As the market for eBook readers quickly gains pace, we were left looking at our bookshelves, contemplating the demise of our own collection. We sat and glanced at the vacant spot where our CD and record collection once lay. Now, most have been sold as we opted for digital albums to replace them. As we paged through our freebie eBook "Winnie the Pooh" on our iPad, our eyes lit up at the ease of navigation and the readability of it all. And so there we were, sitting on our couch, iPad in hand, pondering the fate of our book collection and whether we should begin to invest in eBooks instead.
We came to the conclusion that in fact, eBooks and print books can live in harmony. At the surface it might seem that cds/records/mp3s are comparable to books/eBooks when in fact, they're not very similar. Although there are many different genres of music or spoken word, you listen to them all the same way. Whether you choose to listen to them as an mp3 or off a record doesn't really affect the experience (ignoring the quality differences for the sake of explanation). However, with books, we use them in many different ways. Some of these usages are better served with a physical book while others, an eBook would certainly be better. So we went about making a list of book types and whether they'd be best suited for eBooks or print.
Standard Novels: This is perhaps the most "neutral" form of reading so we began here. Novels must be read in a linear fashion, beginning to end. There isn't any need to quickly flip back and forth, take notes, or memorize information. This leisurely engagement seemed to work well with the eBook reader. You can store a multitude of books so you can quickly flip between one another (if you're the type of person who likes to read more than one story at a time) and in general, it is easier to travel with the eBook reader than a stack of novels.
Instructional Books: Being a designer, we often use instructional books to guide us through new programs, languages, or any of the multitude of subjects instructional books could cover. We find that using eBooks has been very helpful in this regard. We can easily copy/paste script written in the books to implement directly into our own code, rather than carefully retype everything out. It is also very easy to mark pages or chapters in the book that we continue to return to time and time again for reference. And again, if we're traveling, it is much easier to pack up an eBook reader or laptop instead of hauling around the thick manuals.
Cooking Books: Similar to the instructional book, cooking books seem to benefit from a digital context. Some cook books are including links to videos to show complex instructions or, alternatively, because it is nearly free to include additional imagery in a digital book as opposed to a printed one, eBooks have seen much more helpful imagery compared to their printed brothers.

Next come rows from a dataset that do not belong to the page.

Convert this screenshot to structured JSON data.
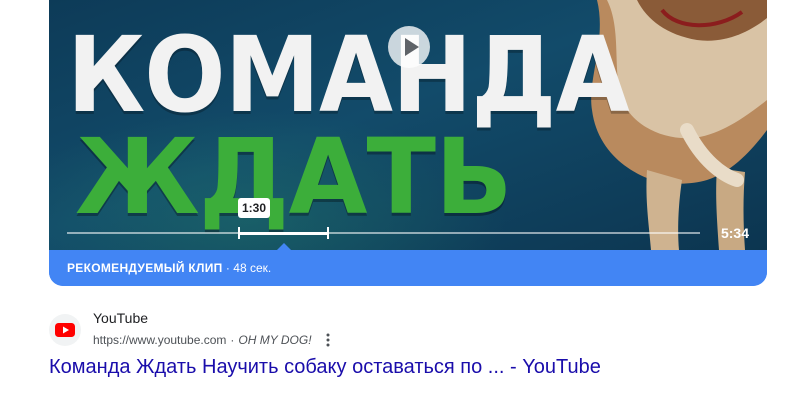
{
  "video": {
    "thumbnail_line1": "КОМАНДА",
    "thumbnail_line2": "ЖДАТЬ",
    "tooltip_time": "1:30",
    "duration": "5:34",
    "clip_start_fraction": 0.3,
    "clip_end_fraction": 0.44
  },
  "clip_bar": {
    "label": "РЕКОМЕНДУЕМЫЙ КЛИП",
    "separator": " · ",
    "length": "48 сек."
  },
  "result": {
    "site_name": "YouTube",
    "url": "https://www.youtube.com",
    "separator": "·",
    "channel": "OH MY DOG!",
    "title": "Команда Ждать Научить собаку оставаться по ... - YouTube"
  },
  "colors": {
    "accent_blue": "#4285f4",
    "link": "#1a0dab",
    "youtube_red": "#ff0000",
    "thumb_green": "#3cae3a"
  },
  "icons": {
    "play": "play-icon",
    "source": "youtube-icon",
    "more": "more-vert-icon"
  }
}
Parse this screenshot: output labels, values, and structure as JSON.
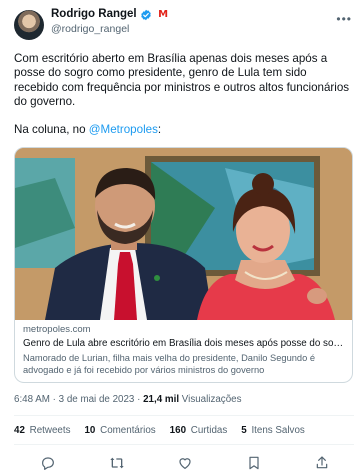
{
  "author": {
    "display_name": "Rodrigo Rangel",
    "handle": "@rodrigo_rangel",
    "badge_letter": "M"
  },
  "tweet": {
    "paragraph1": "Com escritório aberto em Brasília apenas dois meses após a posse do sogro como presidente, genro de Lula tem sido recebido com frequência por ministros e outros altos funcionários do governo.",
    "paragraph2_prefix": "Na coluna, no ",
    "paragraph2_mention": "@Metropoles",
    "paragraph2_suffix": ":"
  },
  "card": {
    "domain": "metropoles.com",
    "title": "Genro de Lula abre escritório em Brasília dois meses após posse do sogro | M...",
    "description": "Namorado de Lurian, filha mais velha do presidente, Danilo Segundo é advogado e já foi recebido por vários ministros do governo"
  },
  "meta": {
    "timestamp": "6:48 AM · 3 de mai de 2023",
    "separator": " · ",
    "views_count": "21,4 mil",
    "views_label": "Visualizações"
  },
  "stats": {
    "retweets_count": "42",
    "retweets_label": "Retweets",
    "comments_count": "10",
    "comments_label": "Comentários",
    "likes_count": "160",
    "likes_label": "Curtidas",
    "saved_count": "5",
    "saved_label": "Itens Salvos"
  },
  "icons": {
    "verified": "verified-badge-icon",
    "reply": "reply-icon",
    "retweet": "retweet-icon",
    "like": "heart-icon",
    "bookmark": "bookmark-icon",
    "share": "share-icon",
    "more": "more-options-icon"
  },
  "colors": {
    "accent": "#1d9bf0",
    "badge_red": "#e2231a",
    "muted_text": "#536471",
    "border": "#cfd9de"
  }
}
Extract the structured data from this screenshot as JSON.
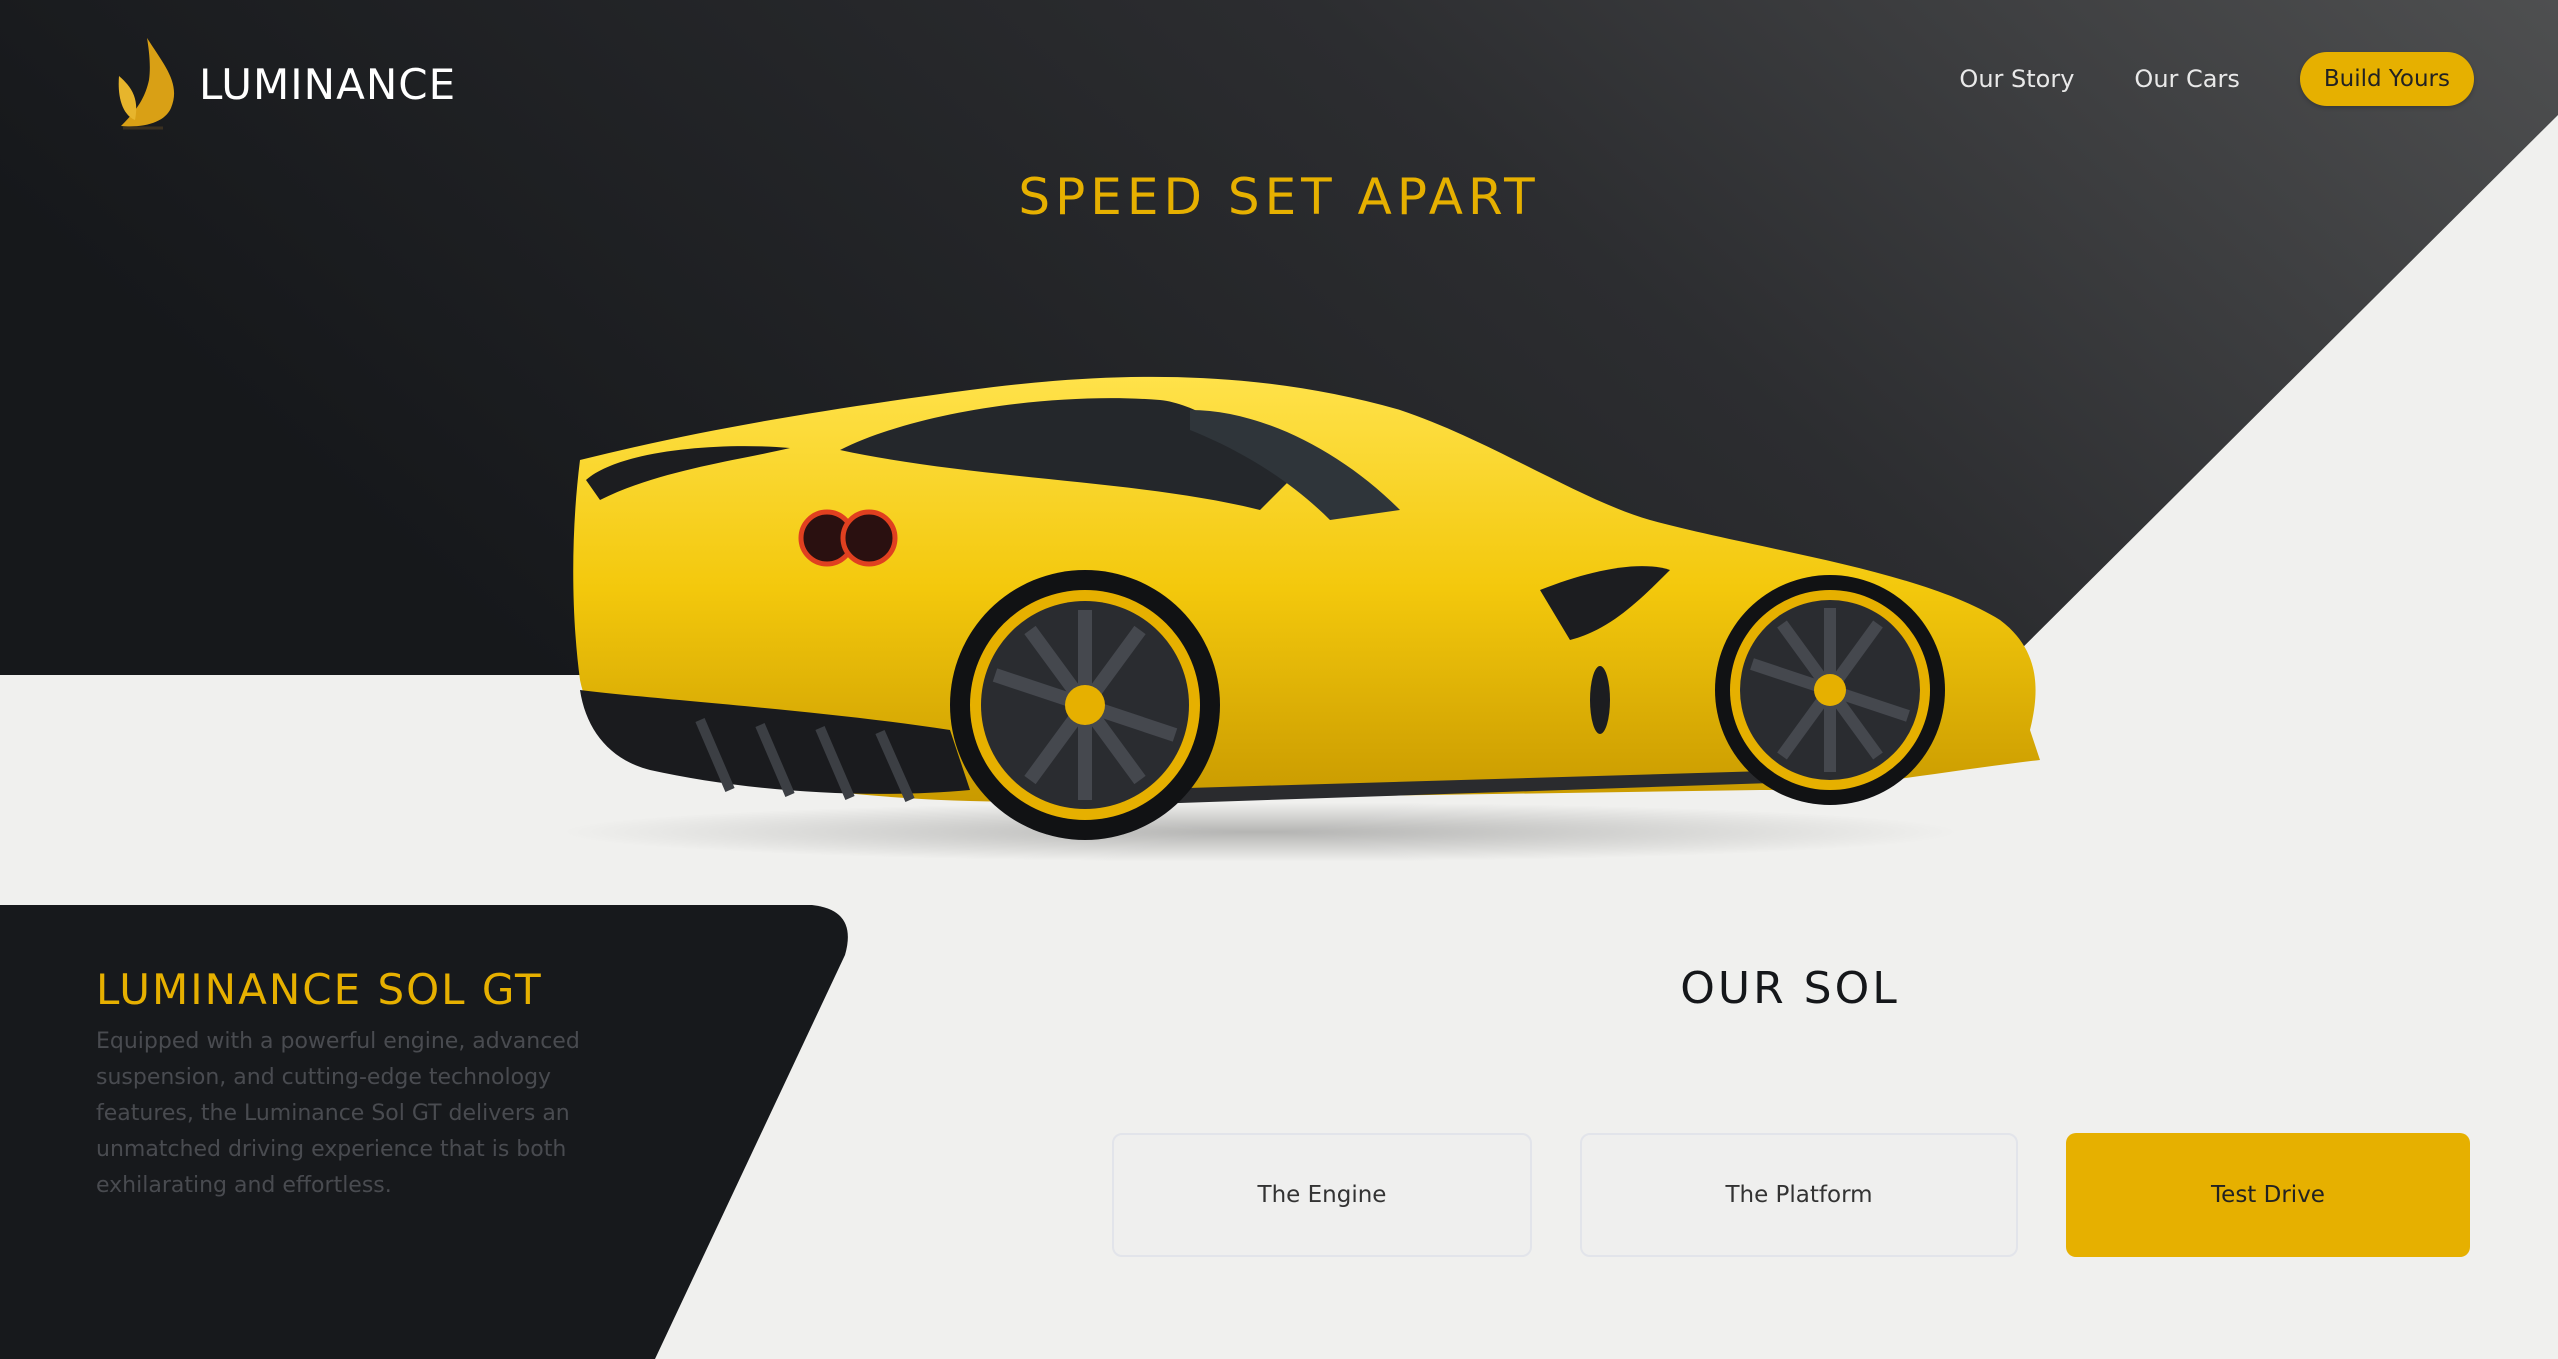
{
  "brand": {
    "name": "LUMINANCE"
  },
  "nav": {
    "links": [
      "Our Story",
      "Our Cars"
    ],
    "cta_label": "Build Yours"
  },
  "hero": {
    "tagline": "SPEED SET APART",
    "car_image": "yellow-sports-car"
  },
  "model": {
    "title": "LUMINANCE SOL GT",
    "description": "Equipped with a powerful engine, advanced suspension, and cutting-edge technology features, the Luminance Sol GT delivers an unmatched driving experience that is both exhilarating and effortless."
  },
  "section": {
    "title": "OUR SOL",
    "cards": [
      "The Engine",
      "The Platform",
      "Test Drive"
    ]
  },
  "colors": {
    "accent": "#e6b000",
    "dark": "#17191c",
    "light": "#f0f0ee"
  }
}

Illustrated or Art Books: Screens will likely never supersede a printed image in terms of color clarity. Novice or casual readers will likely not notice a difference but anyone with an acute eye will always recognize the beauty of a well printed image compared to that of an image filtered through screens and light and color calibrations and whatnot. This is why the art book market isn't very worried about the oncoming eBook craze.
Books for Research: If you're still in school or doing some serious reading which involves note taking and other forms of mark making (like highlighting) to relate back to the text, we've found it easiest to use printed books. We can quickly jot down notes in the margin and underline important information much more so than if we were to use an eBook reader. Technology is good for a lot of things but sometimes, it simply can't beat the speed of the hand.
(Images: Flickr member Guillaume Ledit, licensed under Creative Commons)